Neoclassical Growth Theory: From Swan to now

*Please note the venue for this event has moved*

Trevor Swan Distinguished Lecture in Economics

The aggregate production function in Swan’s growth model is the cornerstone of quantitative, dynamic aggregate economic theory. His growth model was developed to study secular growth and proved invaluable in this regard. In addition, it is a theory of the income side of the national income and product accounts. His model is not a theory of aggregate fluctuations, which requires endogenizing the investment-savings and labor-leisure decisions. What was needed to endogenize these decisions was an aggregate household as well as an aggregate production function. Kydland and Prescott introduced an aggregate household into the growth model and use it to quantitatively determine the implications of growth theory for business cycle fluctuations. With this addition, neoclassical growth theory came into existence. Extensions of this theory have proven successful in the study of stock markets, asset returns, growth miracles, prosperities and depressions, predicting the aggregate consequences of alternative tax policies, accounting for differences in aggregate labor supply across countries and time, economic development, and international economics as well as business cycles and secular growth. Deviations from the predictions of this theory are puzzles to be resolved and their resolutions have advanced neoclassical growth theory.

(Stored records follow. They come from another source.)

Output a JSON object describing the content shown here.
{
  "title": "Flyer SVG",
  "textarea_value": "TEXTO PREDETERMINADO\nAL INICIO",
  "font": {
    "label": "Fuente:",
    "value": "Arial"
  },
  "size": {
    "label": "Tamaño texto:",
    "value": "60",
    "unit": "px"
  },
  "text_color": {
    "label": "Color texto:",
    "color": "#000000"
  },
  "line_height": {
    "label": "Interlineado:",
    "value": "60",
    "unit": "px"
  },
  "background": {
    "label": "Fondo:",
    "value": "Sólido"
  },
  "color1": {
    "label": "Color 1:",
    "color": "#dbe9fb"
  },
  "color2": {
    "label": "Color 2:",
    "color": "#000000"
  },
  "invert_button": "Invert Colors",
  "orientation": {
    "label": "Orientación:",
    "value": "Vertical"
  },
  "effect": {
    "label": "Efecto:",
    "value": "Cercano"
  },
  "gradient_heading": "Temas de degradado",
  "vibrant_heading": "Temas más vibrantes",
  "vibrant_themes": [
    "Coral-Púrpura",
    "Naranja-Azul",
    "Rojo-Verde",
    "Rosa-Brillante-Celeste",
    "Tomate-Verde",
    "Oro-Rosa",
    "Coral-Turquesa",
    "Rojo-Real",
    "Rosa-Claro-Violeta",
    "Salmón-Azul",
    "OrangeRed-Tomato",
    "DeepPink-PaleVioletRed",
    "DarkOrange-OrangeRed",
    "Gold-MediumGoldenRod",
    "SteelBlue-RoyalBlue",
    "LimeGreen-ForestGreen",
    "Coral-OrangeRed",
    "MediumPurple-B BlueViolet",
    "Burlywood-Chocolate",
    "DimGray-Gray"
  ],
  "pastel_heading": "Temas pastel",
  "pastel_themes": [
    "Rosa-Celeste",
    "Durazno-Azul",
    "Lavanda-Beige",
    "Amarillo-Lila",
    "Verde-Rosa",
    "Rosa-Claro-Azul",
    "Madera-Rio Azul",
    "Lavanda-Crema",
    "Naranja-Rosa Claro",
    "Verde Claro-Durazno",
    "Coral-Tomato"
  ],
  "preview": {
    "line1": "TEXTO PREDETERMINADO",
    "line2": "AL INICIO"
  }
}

Edward C. Prescott is Professor of Economics at Arizona State University and is the W. P. Carey Chair in Economics in the W. P. Carey School of Business. He has previously held faculty positions at the University of Pennsylvania, Carnegie Mellon University, the University of Minnesota, and The University of Chicago. He is a Senior Monetary Analyst at the Minneapolis Federal Reserve Bank. He received his B.A. in mathematics from Swarthmore College in 1962, his M.S in Operations Research from Case-Reserve University in 1963, and his Ph.D. in economics from Carnegie Mellon University in 1967. He is an aggregate economist theorist who develops and applies dynamic economic theory to problems in financial economics, economic fluctuations, public finance, growth and development, and international economics areas. He and Finn Kydland were jointly awarded the 2004 Nobel Prize in Economics "for their contributions to dynamic macroeconomics: the time consistency of economic policy and the driving forces behind business cycles.”acroeconomics: the time consistency of economic policy and the driving forces behind business cycles.”

Light refreshments served after the talk. Please RSVP here for catering purposes.

Presented by the Research School of Economics, ANU College of Business and Economics.